The Wind Spacecraft As an Interplanetary Physics Experiment

Tuesday, 16 December 2014: 2:25 PM
Justin Christophe Kasper, University of Michigan, Ann Arbor, MI, United States

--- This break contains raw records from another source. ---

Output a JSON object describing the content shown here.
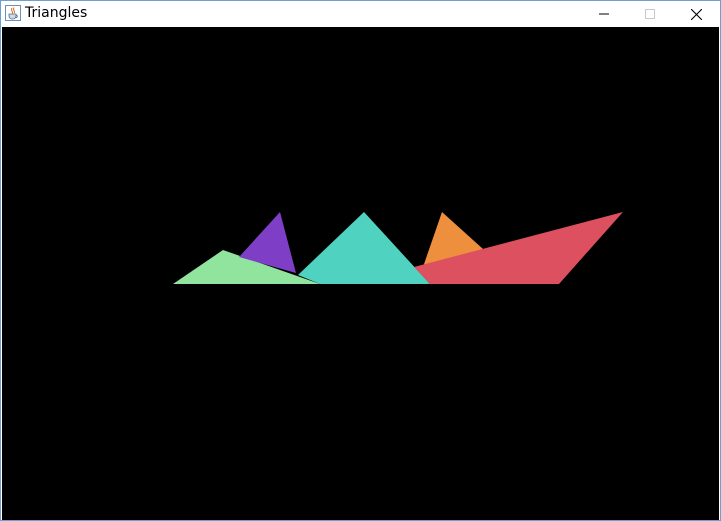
{
  "window": {
    "title": "Triangles",
    "icon": "java-cup-icon",
    "controls": {
      "minimize_icon": "minimize-icon",
      "maximize_icon": "maximize-icon",
      "close_icon": "close-icon"
    }
  },
  "canvas": {
    "background": "#000000",
    "shapes": [
      {
        "name": "triangle-light-green",
        "color": "#90e49e"
      },
      {
        "name": "triangle-purple",
        "color": "#7e3fc6"
      },
      {
        "name": "triangle-turquoise",
        "color": "#4fd3c0"
      },
      {
        "name": "triangle-orange",
        "color": "#ee8f3d"
      },
      {
        "name": "triangle-red",
        "color": "#dc5060"
      }
    ]
  }
}
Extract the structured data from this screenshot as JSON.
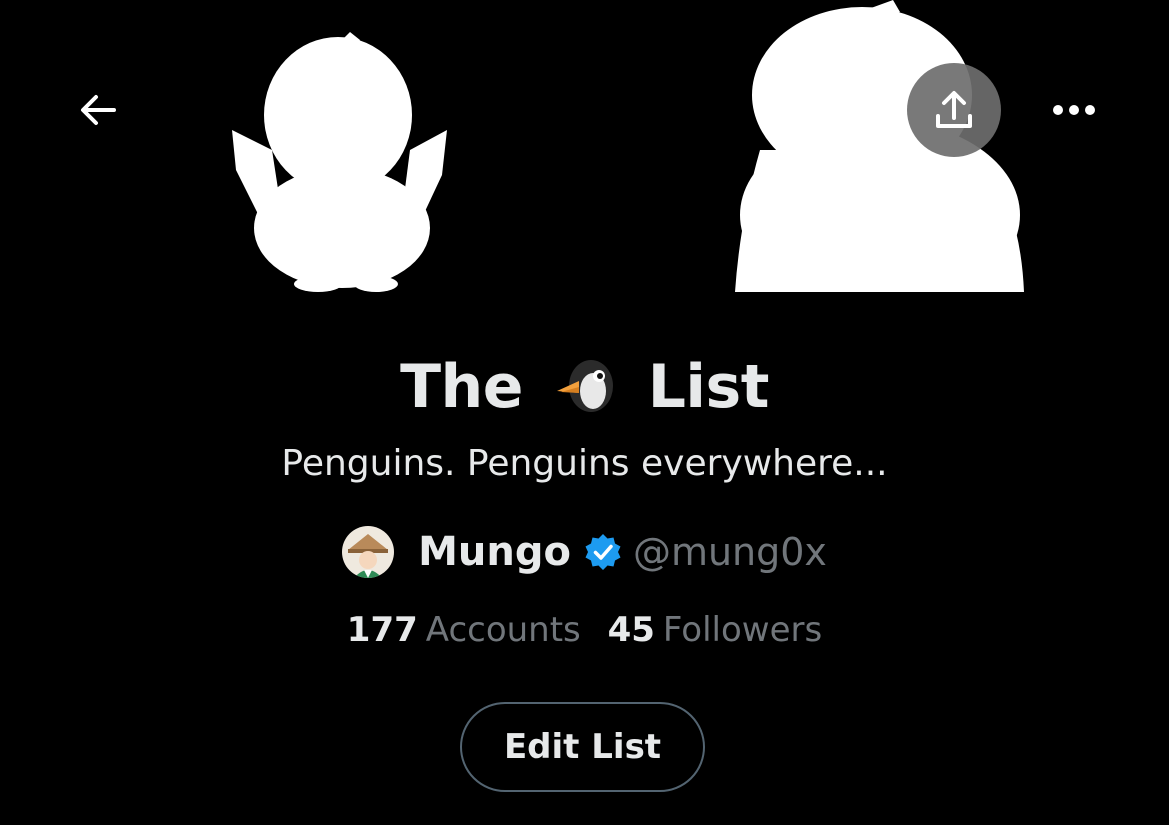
{
  "header": {
    "back_icon": "arrow-left-icon",
    "share_icon": "share-upload-icon",
    "more_icon": "more-horizontal-icon"
  },
  "list": {
    "title_prefix": "The",
    "title_emoji": "penguin-emoji",
    "title_suffix": "List",
    "description": "Penguins. Penguins everywhere..."
  },
  "owner": {
    "name": "Mungo",
    "handle": "@mung0x",
    "verified": true,
    "verified_color": "#1d9bf0"
  },
  "stats": {
    "accounts_count": "177",
    "accounts_label": "Accounts",
    "followers_count": "45",
    "followers_label": "Followers"
  },
  "actions": {
    "edit_label": "Edit List"
  },
  "colors": {
    "background": "#000000",
    "primary_text": "#e7e9ea",
    "secondary_text": "#71767b",
    "button_border": "#536471"
  }
}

The Wind spacecraft was launched in the fall of 1994 to explore the nature of the solar wind and the interaction of the solar wind with the Earth. As the years have passed, and the rich datasets collected by the spacecraft have grown, the Wind mission has taken on an additional role as an interplanetary physics experiment, producing fundamental insights into processes in tenuous magnetized plasmas including kinetic instabilities, dissipation, heat flux, and heating. Results from Wind have helped us understand plasmas throughout the heliosphere, but they have also been applied to more exotic situations such as the accretion of matter onto black holes, and cooling of material within galaxy clusters. This talk will both highlight major recent results from Wind and examine the factors of the mission that have made this research possible. Beyond the sensitive statistical tests permitted by two decades of observations, Wind is equipped with a particularly diverse set of complementary instruments, permitting precise inter-calibration of observations and a detailed understanding of the nature of the solar wind that only improves with time.